Dispatcher: “911, what's your emergency?”
The three numbers that can save your life…911…we teach our children to dial them.
“It's as soon as they can possibly comprehend it,” says Doughterty EMA Deputy Director Jim Vaught.
But, can our children use our smartphones?
“I think it's definitely something to think about. Because given we don't even have a landline so if something happens they wouldn't know how to
unlock the phone,” says one mother, Emily Ingram.
Many of us know Emily Ingram as a professional bodybuilder, but she's also a mother of four. Her youngest, Olive, who's 5 and Tadhg, who's 7, knew exactly how to unlock the iphone and dial 911. The two learned from watching their parents and older siblings.
“I think she learned from watching them,” says Tadhg.
“Indie, my 10-year-old, taught Tadhg how to flip it over to find the emergency because I hadn't thought about it,” Emily says.
Aujua Lowe, has a 2-year-old son who learned how to use her phone by watching her. She says he began unlocking her phone to play games when he
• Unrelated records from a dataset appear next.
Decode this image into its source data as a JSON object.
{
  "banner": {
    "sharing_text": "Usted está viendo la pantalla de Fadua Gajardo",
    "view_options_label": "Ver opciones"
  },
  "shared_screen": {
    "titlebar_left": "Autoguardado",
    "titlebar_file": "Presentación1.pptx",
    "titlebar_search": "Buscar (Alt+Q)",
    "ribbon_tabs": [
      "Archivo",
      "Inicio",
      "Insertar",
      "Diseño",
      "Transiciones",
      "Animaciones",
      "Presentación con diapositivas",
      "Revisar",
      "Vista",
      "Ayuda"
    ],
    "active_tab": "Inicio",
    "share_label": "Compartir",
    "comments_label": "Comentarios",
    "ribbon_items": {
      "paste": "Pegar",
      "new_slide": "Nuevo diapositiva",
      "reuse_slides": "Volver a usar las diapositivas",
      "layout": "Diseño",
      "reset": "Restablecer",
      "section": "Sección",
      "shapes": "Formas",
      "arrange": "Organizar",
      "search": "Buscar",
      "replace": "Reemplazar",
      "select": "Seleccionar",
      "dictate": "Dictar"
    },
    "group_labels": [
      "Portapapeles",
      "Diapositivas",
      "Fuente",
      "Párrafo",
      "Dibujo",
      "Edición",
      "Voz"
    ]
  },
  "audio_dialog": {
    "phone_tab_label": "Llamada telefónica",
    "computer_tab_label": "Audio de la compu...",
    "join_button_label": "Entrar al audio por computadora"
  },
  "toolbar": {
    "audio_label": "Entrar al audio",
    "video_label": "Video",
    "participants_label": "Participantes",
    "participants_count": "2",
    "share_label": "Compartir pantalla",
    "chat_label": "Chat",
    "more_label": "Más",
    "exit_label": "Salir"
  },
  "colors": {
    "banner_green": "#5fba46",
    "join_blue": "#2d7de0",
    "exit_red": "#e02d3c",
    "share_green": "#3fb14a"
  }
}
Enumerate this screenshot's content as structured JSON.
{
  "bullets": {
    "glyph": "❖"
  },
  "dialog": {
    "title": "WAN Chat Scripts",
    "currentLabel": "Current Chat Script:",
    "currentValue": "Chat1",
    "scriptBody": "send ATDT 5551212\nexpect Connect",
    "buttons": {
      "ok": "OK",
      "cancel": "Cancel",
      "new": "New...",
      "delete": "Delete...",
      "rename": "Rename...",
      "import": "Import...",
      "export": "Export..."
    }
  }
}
was just one year-old. “He already knew how to swipe the phone and unlock it so. Yeah, he can get to the keypad and dial 911,” she says.
Using a smart phone instead of a landline is certainly different to the older generations that have experienced the change. But, many children have
easily adapted to the new technology.
Vaught says, while they haven't had any reports of children not being able to call 911 because they couldn't unlock a smart phone, it's a good time to prepare. “More and more people have moved away from using the landlines and strictly only have a cell phone. So it is something, it's new and we just haven't had any reports as of yet, but that doesn't mean that it's not possible that we could experience a problem because of new technology,” he says.
Cell phone companies have instructions on their websites. They recommend going through all the steps with your children on how to unlock your phone,
opening the keypad and dialing the number. While emergencies are unexpected, preparing and planning could be the difference between life and death.
It's also important to teach your child how to communicate with a dispatcher.